▸ **WHAT YOU ARE ASKED TO DO**: Scan the records for the string "hexun" and copy every line that holds it.

▸ **Records from a collection**:
----------------------------------------
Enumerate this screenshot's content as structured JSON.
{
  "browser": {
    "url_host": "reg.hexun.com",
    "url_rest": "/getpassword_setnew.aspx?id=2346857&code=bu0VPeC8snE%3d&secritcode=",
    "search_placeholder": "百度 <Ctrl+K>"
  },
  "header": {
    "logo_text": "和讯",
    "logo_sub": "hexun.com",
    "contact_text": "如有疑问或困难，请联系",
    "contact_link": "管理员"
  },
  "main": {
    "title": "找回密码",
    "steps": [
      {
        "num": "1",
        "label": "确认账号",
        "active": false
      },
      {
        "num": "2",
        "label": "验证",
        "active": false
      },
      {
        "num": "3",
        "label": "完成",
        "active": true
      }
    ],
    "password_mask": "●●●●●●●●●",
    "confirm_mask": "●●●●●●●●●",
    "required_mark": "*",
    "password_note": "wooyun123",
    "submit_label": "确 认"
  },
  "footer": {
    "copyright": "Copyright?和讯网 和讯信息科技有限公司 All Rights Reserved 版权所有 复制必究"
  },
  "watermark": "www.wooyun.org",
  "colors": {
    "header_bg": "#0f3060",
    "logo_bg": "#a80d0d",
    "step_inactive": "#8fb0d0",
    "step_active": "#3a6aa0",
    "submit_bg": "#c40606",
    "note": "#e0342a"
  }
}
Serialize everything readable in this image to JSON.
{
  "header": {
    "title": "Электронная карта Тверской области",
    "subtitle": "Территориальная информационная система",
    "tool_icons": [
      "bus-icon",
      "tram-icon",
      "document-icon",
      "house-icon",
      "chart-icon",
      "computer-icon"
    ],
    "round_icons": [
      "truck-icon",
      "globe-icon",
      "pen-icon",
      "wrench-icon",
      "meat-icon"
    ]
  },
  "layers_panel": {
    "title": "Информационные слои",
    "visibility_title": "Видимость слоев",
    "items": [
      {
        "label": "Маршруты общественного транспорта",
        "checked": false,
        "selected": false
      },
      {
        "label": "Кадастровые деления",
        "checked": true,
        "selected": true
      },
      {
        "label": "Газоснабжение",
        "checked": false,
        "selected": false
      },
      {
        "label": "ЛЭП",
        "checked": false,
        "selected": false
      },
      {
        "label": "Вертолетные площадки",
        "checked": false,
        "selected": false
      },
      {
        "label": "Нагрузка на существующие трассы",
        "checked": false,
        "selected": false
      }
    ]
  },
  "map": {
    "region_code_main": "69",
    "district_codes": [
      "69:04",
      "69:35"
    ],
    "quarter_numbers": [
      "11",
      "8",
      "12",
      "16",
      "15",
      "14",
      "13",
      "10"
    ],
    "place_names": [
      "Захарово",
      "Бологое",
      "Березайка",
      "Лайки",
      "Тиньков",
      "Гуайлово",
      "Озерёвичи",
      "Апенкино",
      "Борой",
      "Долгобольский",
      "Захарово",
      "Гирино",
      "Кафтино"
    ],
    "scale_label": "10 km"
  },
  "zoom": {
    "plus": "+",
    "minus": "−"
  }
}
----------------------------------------
▸ **RESULT BELOW**:
    "url_host": "reg.hexun.com",
    "logo_sub": "hexun.com",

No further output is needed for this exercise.